**SUPPLIED DATA**

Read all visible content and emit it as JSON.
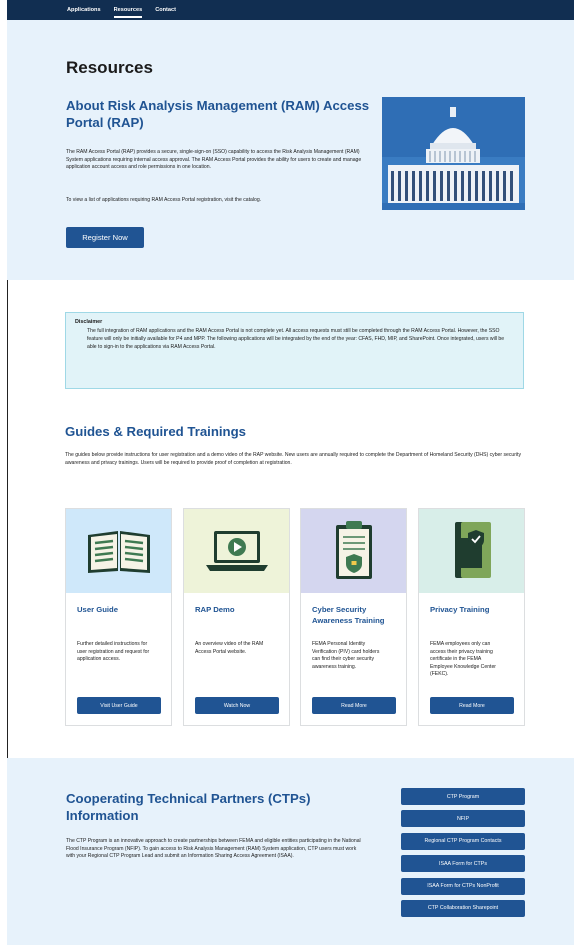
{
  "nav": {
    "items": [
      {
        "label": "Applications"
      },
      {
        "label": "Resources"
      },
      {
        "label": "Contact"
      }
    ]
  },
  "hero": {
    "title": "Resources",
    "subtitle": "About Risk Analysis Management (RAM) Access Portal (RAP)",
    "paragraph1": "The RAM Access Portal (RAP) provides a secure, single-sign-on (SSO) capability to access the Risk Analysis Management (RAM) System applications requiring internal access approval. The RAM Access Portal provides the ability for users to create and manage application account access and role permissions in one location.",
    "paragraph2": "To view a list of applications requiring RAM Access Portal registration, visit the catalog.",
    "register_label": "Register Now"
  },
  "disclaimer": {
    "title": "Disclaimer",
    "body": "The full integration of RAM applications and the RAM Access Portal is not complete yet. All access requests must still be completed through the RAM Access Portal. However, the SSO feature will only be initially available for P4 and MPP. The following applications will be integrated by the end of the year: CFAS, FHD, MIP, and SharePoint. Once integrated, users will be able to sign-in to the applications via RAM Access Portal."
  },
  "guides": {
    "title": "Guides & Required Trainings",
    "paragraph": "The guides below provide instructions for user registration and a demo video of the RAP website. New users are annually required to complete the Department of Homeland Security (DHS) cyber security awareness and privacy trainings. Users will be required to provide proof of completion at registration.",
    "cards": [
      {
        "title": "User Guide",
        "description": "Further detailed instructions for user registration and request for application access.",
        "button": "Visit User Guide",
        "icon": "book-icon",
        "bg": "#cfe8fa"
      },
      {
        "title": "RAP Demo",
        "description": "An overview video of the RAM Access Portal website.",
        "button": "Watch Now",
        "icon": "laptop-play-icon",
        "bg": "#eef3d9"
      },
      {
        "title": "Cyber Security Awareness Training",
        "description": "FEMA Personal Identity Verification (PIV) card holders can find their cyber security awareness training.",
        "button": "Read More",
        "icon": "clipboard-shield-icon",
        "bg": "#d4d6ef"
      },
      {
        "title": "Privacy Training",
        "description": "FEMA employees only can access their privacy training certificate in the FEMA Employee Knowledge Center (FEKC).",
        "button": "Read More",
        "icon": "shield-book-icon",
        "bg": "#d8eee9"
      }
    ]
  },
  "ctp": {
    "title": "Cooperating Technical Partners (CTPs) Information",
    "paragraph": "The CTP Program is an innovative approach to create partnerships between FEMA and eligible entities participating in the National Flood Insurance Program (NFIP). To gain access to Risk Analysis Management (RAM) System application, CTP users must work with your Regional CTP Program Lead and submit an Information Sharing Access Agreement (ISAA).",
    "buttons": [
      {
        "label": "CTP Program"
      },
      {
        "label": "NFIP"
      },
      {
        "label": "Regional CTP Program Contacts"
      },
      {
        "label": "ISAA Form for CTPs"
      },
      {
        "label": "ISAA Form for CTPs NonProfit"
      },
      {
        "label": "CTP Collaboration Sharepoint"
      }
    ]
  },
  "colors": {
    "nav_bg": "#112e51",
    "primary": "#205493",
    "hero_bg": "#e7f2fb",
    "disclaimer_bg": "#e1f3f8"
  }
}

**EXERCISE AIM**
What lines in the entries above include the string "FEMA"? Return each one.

**YOUR RESPONSE**
        "description": "FEMA Personal Identity Verification (PIV) card holders can find their cyber security awareness training.",
        "description": "FEMA employees only can access their privacy training certificate in the FEMA Employee Knowledge Center (FEKC).",
    "paragraph": "The CTP Program is an innovative approach to create partnerships between FEMA and eligible entities participating in the National Flood Insurance Program (NFIP). To gain access to Risk Analysis Management (RAM) System application, CTP users must work with your Regional CTP Program Lead and submit an Information Sharing Access Agreement (ISAA).",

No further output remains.